The SMB dilemma: Paying the SSO tax or going without SSO altogether

For enterprises, paying the SSO tax is a non-issue. They have the budget for it, and they have valid use cases for the extra features bundled with the enterprise plan. Startups and SMBs, on the other hand, have a tough choice to make:

  1. Pay the extra cost for an enterprise solution that serves no real value except SSO.


  1. Stick with the base package and forgo SSO.

It seems like an easy choice, but SSO is not just about authentication. When you have a central login point for all your applications, it also becomes super easy to track access, as well as to create and delete users. If an employee leaves the company, you can delete their account from a central point instead of going through each application separately. SSO enables secure authentication, access control, and compliance.

If you’re a startup or SMB and can’t afford an identity service provider like Okta due to the SSO tax, we have another solution for you.

An alternative solution: Google SSO + AccessOwl

Unlike with custom (SAML-based) SSO , many SaaS vendors don’t demand prohibitive prices to integrate with Google SSO. A number of them support it across all their plans at no extra cost. However, Google SSO lacks some key features when compared with other identity providers.

  • No proper role-based access control (RBAC) for automated user provisioning and deprovisioning.

  • Poor automation when it comes to account creation and deletion.

  • Limited access tracking for compliance.

That’s where AccessOwl comes in. AccessOwl fills the gaps in Google’s solution, so you can enjoy the capabilities of a fully fledged identity provider without incurring the SSO tax.

Google handles authentication; AccessOwl handles access authorization. However, instead of SAML and SCIM APIs, it processes access requests and approvals via Slack. The user logs in to Slack, selects an application, and states the reason for access — then the request is sent to the appropriate person for approval. You can set up auto-approval for low-risk applications or multi-step approval flows with several approving parties for high-risk applications.

AccessOwl also lets you easily check who has access to which application, how long they’ve had it, and why they have it. You can automatically generate reports to prove compliance.

The future of the SSO tax

Can we hope for a future where vendors don’t exploit the usefulness of SSO for profit?

While the SSO Wall of Shame has helped to create awareness and to chastise the vendors who levy the SSO tax, it has done little to eliminate the practice. Unless big industry players join the movement, the status quo is unlikely to change. Right now, it’s a case of a few individuals against corporate giants.

Still, that should not discourage you from speaking out against exploitative pricing. Ultimately, we need to be the change we want to see.
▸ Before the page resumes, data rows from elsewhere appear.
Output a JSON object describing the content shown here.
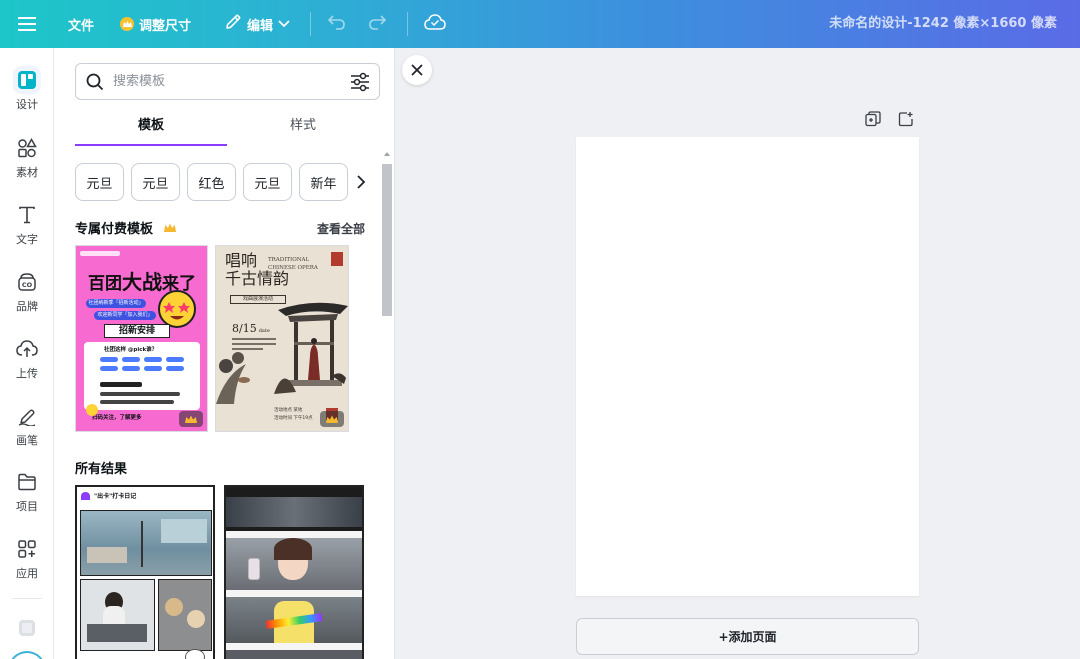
{
  "topbar": {
    "file": "文件",
    "resize": "调整尺寸",
    "edit": "编辑",
    "doc_title": "未命名的设计-1242 像素×1660 像素"
  },
  "rail": {
    "items": [
      {
        "label": "设计",
        "icon": "design-icon"
      },
      {
        "label": "素材",
        "icon": "elements-icon"
      },
      {
        "label": "文字",
        "icon": "text-icon"
      },
      {
        "label": "品牌",
        "icon": "brand-icon"
      },
      {
        "label": "上传",
        "icon": "upload-icon"
      },
      {
        "label": "画笔",
        "icon": "draw-icon"
      },
      {
        "label": "项目",
        "icon": "projects-icon"
      },
      {
        "label": "应用",
        "icon": "apps-icon"
      }
    ]
  },
  "panel": {
    "search_placeholder": "搜索模板",
    "tabs": [
      "模板",
      "样式"
    ],
    "chips": [
      "元旦",
      "元旦",
      "红色",
      "元旦",
      "新年"
    ],
    "premium_title": "专属付费模板",
    "see_all": "查看全部",
    "all_results": "所有结果",
    "card1": {
      "title_a": "百团",
      "title_b": "大战",
      "title_c": "来了",
      "line1": "社团纳新季「招新活动」",
      "line2": "欢迎新同学「加入我们」",
      "section": "招新安排",
      "ask": "社团这样 @pick谁？",
      "footer": "扫码关注，了解更多"
    },
    "card2": {
      "title": "唱响",
      "title2": "千古情韵",
      "en1": "TRADITIONAL",
      "en2": "CHINESE OPERA",
      "sub": "戏曲展演活动",
      "date": "8/15",
      "date_en": "date",
      "info1": "活动地点  某地",
      "info2": "活动时间  下午19点"
    },
    "card3": {
      "header": "\"出卡\"打卡日记"
    }
  },
  "canvas": {
    "add_page": "+添加页面"
  },
  "colors": {
    "accent": "#8b3dff",
    "topbar_start": "#1dc6c8",
    "topbar_end": "#5a6be6",
    "crown": "#f5c330"
  }
}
Don’t allow vendors to strong-arm you into paying unreasonable markups. Call them out, and explore alternative service providers. Otherwise, you’re reinforcing the false notion that SSO is a luxury feature that can be sold for an unreasonable, luxury price.